By Leigh Coleman
BILOXI, Miss (Reuters) - Mississippi corrections officials on Tuesday executed a man convicted in the 1998 slayings of four people, the first inmate in the state to be put to death using a new drug as part of the lethal injection.
Benny Joe Stevens was pronounced dead at 6:22 p.m. local time at the Mississippi State Penitentiary in Parchman, said state Department of Corrections spokeswoman Tara Booth.
Thursday would have been his 53rd birthday.
He was executed with the drug pentobarbital, a sedative often used to euthanize animals, because of a nationwide shortage of sodium thiopental.
Several states have switched to pentobarbital due to the shortage, and Texas and South Carolina used the drug to carry out executions last week.
Stevens was sentenced to death in 1999 for the murders of his ex-wife, her husband and two children in Foxworth, Mississippi.
He also received a 20-year prison sentence for the aggravated assault of his daughter, who was shot in the back and then watched Stevens shoot her mother.
After the fatal shootings, Stevens returned to his home and his current wife asked what he had done.
"I just killed a family," he said, according to the corrections department.
On Tuesday, Stevens visited with his parents, brother, sister-in-law, spiritual advisors and attorneys.
For his last meal, he requested four fried catfish, eight hushpuppies, French fries, coleslaw, hickory-smoked barbecue beef ribs, hot peach cobbler, a half-gallon of Blue Bell homemade vanilla ice cream, two 20-ounce Cokes, ketchup and a sliced red tomato, the corrections department said.
The department said Stevens had an upbeat attitude and was "very talkative" during the day.
However, he did not make a final statement, Booth said.
There are 59 inmates on death row in Mississippi, according to state prison records.

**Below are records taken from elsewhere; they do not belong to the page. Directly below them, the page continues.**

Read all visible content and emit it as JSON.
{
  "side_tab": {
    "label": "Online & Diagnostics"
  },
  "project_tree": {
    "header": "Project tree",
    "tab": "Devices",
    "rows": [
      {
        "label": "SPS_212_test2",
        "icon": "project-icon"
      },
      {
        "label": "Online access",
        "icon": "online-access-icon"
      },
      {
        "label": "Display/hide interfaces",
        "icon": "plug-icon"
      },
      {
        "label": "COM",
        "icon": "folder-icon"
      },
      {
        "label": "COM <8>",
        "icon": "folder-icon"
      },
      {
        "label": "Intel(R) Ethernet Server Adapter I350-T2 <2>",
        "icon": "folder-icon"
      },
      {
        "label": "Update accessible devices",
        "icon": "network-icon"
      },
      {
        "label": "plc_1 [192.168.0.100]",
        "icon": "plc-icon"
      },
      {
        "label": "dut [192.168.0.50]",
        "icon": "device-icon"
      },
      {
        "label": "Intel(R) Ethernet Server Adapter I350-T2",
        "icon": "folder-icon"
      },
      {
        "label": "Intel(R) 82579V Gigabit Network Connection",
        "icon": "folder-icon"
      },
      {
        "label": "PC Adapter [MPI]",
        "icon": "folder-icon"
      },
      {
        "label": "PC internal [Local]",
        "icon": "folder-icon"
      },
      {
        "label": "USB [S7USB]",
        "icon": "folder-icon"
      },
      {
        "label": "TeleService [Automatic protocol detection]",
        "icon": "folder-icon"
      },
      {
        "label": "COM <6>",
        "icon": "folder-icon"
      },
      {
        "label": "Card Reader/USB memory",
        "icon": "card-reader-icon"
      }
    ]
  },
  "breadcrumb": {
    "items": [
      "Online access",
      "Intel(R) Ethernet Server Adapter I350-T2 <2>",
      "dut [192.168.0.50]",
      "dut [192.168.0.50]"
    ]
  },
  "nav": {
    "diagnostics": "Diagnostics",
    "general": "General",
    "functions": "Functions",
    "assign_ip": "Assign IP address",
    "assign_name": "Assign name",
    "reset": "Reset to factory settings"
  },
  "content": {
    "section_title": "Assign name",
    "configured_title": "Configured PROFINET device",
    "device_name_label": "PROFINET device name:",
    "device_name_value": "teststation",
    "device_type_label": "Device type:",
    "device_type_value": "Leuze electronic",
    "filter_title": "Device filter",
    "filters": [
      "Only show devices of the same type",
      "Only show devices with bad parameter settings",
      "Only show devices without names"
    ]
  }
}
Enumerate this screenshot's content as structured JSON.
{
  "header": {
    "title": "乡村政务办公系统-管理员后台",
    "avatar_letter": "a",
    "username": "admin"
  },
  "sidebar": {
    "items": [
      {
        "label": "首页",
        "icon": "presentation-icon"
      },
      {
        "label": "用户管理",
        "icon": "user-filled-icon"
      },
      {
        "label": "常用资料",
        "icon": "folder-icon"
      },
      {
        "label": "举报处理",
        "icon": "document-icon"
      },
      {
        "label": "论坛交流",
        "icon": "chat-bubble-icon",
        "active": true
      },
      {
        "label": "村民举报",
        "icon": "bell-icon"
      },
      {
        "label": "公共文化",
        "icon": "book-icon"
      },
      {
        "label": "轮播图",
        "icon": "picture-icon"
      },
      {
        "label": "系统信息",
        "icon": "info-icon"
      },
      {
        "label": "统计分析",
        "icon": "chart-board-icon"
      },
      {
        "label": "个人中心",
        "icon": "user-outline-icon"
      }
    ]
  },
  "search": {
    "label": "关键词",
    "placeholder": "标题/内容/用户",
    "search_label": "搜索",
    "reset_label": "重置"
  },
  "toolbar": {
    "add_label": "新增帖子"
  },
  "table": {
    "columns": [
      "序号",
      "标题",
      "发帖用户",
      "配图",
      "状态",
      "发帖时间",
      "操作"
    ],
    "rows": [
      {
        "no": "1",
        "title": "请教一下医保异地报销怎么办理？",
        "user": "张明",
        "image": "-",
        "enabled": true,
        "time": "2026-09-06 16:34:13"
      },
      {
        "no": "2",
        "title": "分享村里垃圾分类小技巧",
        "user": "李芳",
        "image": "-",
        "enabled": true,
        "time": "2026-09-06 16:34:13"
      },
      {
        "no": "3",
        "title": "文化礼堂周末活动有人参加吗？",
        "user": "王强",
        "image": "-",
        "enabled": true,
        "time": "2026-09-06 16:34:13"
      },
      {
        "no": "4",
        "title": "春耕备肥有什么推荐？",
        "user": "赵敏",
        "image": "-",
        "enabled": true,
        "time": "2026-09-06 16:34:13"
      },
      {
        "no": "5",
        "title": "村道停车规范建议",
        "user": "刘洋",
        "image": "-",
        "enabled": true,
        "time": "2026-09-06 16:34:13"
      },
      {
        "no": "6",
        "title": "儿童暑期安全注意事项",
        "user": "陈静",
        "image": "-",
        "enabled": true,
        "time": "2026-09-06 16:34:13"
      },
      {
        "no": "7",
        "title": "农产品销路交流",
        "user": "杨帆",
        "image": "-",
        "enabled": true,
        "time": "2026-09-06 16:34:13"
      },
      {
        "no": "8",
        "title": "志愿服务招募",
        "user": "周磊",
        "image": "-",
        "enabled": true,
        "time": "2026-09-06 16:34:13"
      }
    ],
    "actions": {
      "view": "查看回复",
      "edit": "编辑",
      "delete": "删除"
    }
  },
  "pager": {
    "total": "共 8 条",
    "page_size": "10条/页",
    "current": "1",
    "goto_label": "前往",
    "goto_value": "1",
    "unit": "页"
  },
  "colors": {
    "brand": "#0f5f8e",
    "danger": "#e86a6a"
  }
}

Stevens was the 15th person executed in the United States so far this year, according to the Death Penalty Information Center. In 2010, 46 people were executed in the United States, six fewer than the previous year.
(Editing by Colleen Jenkins and Jerry Norton)